The group stage containing England, Chile and United States was navigated with unerring ease. After initially going behind to United States, three goals in the last ten minutes ensured a 3-1 win and Spain then dispatched the tough Chileans 2-0 with first-half strikes from eventual top scorer Estanislau Basora and the prolific Telmo Zarra. In their final group game, against the English - the founding fathers of football - Zarra would come to the fore again.
"The leading scorer in six Spanish championships, Zarra had already achieved the popular iconic status previously attained by the legendary Spanish bullfighter Manolete, killed in the bullring of Linares three years earlier," Burns writes. "It was popularly said that Zarra played with three legs, the third being his devastating head. Zarra rammed home with his foot rather than headed Spain's winning goal, having beaten defender Alf Ramsey off a cross from Agustin Gainza. When the match was over, Spanish soccer's top official, Armando Munoz Calero, told Franco: 'Excellency, we have vanquished the perfidious Albion.'"
Topping their group with three wins out of three and only one goal conceded, Spain were seen as one of the shock successes of the tournament - especially as they had knocked out the Allied powers of the US and England - but they would come undone by the end. For the first and only time, the Brazilian organisers had decided that, to guarantee teams more games (and therefore more money all round), they would follow up the initial group stage with a 'round-robin' to decide the eventual winner.

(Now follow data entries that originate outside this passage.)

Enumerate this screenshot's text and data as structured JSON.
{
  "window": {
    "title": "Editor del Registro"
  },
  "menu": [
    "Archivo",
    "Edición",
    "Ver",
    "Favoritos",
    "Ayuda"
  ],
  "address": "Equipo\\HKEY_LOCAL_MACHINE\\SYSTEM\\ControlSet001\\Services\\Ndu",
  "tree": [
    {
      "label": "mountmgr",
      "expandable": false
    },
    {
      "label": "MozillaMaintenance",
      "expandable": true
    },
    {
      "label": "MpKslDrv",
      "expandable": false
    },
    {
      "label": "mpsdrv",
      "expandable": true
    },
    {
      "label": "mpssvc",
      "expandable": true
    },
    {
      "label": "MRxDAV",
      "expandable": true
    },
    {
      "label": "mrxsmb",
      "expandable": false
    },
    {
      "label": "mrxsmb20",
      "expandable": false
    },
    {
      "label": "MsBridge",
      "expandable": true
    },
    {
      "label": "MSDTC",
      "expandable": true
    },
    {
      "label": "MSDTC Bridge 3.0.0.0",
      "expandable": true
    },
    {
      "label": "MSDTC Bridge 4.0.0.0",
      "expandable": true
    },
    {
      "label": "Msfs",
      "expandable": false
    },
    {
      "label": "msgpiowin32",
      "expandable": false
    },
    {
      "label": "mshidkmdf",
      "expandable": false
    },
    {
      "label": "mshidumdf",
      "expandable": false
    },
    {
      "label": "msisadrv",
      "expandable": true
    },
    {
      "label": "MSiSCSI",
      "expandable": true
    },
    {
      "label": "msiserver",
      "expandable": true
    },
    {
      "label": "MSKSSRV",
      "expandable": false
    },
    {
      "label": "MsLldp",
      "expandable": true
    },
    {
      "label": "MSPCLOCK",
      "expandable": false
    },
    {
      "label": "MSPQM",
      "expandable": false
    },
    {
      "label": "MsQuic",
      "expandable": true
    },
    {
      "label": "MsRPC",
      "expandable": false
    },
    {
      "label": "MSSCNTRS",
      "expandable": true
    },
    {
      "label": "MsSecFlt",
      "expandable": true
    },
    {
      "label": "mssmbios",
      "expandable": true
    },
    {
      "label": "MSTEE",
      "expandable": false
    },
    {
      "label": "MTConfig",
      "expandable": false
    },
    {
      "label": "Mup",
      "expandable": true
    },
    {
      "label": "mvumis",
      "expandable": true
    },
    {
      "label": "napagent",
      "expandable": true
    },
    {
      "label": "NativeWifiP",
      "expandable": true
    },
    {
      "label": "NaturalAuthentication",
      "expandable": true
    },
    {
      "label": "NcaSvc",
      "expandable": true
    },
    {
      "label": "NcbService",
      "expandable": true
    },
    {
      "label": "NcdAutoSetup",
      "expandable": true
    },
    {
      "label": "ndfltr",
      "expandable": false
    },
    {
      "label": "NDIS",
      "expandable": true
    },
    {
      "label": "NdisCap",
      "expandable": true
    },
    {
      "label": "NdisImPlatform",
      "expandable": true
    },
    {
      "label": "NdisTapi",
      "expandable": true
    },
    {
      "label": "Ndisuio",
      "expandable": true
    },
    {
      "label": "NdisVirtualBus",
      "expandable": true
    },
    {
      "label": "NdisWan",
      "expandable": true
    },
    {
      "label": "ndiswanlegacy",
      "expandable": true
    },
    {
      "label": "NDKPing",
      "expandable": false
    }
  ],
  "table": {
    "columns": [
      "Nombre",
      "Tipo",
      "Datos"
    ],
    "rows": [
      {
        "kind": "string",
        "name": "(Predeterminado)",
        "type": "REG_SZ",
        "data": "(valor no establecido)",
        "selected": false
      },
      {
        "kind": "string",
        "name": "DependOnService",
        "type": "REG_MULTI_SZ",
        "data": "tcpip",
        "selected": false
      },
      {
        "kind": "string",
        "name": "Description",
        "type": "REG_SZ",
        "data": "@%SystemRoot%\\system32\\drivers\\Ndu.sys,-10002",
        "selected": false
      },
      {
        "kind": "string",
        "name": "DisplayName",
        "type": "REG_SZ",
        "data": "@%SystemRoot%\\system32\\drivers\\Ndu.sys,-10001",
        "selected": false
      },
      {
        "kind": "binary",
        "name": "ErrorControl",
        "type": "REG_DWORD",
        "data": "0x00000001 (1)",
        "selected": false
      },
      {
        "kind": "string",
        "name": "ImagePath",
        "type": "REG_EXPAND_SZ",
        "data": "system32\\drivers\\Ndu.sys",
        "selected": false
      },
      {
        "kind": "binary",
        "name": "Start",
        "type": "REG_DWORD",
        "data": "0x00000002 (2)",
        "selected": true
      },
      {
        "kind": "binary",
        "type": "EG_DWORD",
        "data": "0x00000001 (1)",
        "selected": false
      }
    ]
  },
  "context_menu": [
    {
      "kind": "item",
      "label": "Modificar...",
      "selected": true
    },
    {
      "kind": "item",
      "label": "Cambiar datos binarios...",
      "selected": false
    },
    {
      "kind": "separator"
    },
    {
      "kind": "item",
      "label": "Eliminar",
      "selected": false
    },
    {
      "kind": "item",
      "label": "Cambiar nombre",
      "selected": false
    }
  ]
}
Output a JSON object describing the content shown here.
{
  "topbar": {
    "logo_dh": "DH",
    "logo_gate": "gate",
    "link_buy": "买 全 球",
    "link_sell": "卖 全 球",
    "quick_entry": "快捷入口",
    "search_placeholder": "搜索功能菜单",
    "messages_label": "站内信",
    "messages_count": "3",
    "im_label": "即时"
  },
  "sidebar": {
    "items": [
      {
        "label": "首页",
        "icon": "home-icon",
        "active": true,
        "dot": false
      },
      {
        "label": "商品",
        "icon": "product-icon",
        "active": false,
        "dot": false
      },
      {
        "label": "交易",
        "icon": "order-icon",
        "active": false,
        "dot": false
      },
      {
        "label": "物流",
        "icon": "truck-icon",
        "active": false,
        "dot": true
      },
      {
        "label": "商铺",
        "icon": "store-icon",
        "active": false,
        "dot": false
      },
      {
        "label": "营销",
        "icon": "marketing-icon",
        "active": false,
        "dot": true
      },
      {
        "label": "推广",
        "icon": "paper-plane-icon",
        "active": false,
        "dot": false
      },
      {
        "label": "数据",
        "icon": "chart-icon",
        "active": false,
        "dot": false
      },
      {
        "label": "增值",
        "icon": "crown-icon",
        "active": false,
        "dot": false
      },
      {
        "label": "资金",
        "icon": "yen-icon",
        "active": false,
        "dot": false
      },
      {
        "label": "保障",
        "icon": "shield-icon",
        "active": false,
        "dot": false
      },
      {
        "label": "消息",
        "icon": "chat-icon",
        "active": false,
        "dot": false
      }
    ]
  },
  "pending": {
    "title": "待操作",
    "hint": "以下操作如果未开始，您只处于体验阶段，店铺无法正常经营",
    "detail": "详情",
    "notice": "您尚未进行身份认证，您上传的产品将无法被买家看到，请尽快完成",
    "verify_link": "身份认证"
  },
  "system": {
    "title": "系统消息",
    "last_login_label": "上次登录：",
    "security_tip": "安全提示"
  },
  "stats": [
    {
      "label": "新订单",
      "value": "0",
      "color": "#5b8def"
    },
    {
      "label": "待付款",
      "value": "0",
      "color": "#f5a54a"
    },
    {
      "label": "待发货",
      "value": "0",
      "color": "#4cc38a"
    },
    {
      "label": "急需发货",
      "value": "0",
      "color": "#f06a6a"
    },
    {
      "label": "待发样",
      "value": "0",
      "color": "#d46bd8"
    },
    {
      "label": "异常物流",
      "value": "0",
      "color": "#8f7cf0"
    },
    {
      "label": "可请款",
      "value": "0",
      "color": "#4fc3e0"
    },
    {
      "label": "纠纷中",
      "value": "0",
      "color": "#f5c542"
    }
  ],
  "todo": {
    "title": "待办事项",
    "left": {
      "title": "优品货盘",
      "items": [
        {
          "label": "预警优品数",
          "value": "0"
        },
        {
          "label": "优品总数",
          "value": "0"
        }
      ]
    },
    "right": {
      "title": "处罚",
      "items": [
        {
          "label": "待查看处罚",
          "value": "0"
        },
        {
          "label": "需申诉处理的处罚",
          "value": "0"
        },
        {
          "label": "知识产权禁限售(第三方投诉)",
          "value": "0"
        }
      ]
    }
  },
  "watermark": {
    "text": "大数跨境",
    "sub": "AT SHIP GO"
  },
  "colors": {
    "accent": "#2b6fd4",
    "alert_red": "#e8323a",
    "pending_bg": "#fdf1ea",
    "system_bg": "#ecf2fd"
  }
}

FIFA had been sceptical, and rightly so as there were huge issues caused by the travelling and scheduling of the games.
Still, Spain took their place in the final group alongside Brazil, Uruguay and Sweden. "In pure footballing terms, Spain were as surprised as anybody since England had been expected to make the final at least," Ball writes. "In the second phase, however, reality intruded and Uruguay, the eventual winners, should really have won a game that finished in a 2-2 draw. Nevertheless, Spain was still gathered around the radio dreaming of conquering the world when they took on the hosts two days later at the Maracana - with over 150,000 people inside. [Silvestre] Igoa got one for Spain, but Brazil replied with six. The next day, they lost 3-1 to Sweden and caught the slow boat home."
Spain were out, but they had made their mark on the game at last. Mary Vincent's Spain 1833-2002: People And State asserts: "Football - the social drug of Franco's Spain - had genuine inter-class appeal. The Spanish goal that knocked out England was supposedly heard by the entire population." In another 60 years, long after Franco's death, La Furia Roja would be reborn.
What happened next? Spain did not qualify for the World Cups of 1954 or 1958 and withdrew midway through their inaugural European Championship as Franco would not sanction a trip to the Soviet Union in 1960, as they had supported the Second Spanish Republic in the Civil War. A two-game European Championship tournament in the country in 1964, however, provided Spain with their first international trophy, but they could not build on that success. They reached final of the Euros in 1984, and the quarter-finals of the World Cup in 1986, 1994 and 2002, but continued to live up to their underachieving tag. Until, that is, 2008, when they began the run that has seen them become one of the greatest, if not the greatest, teams to have ever played the game.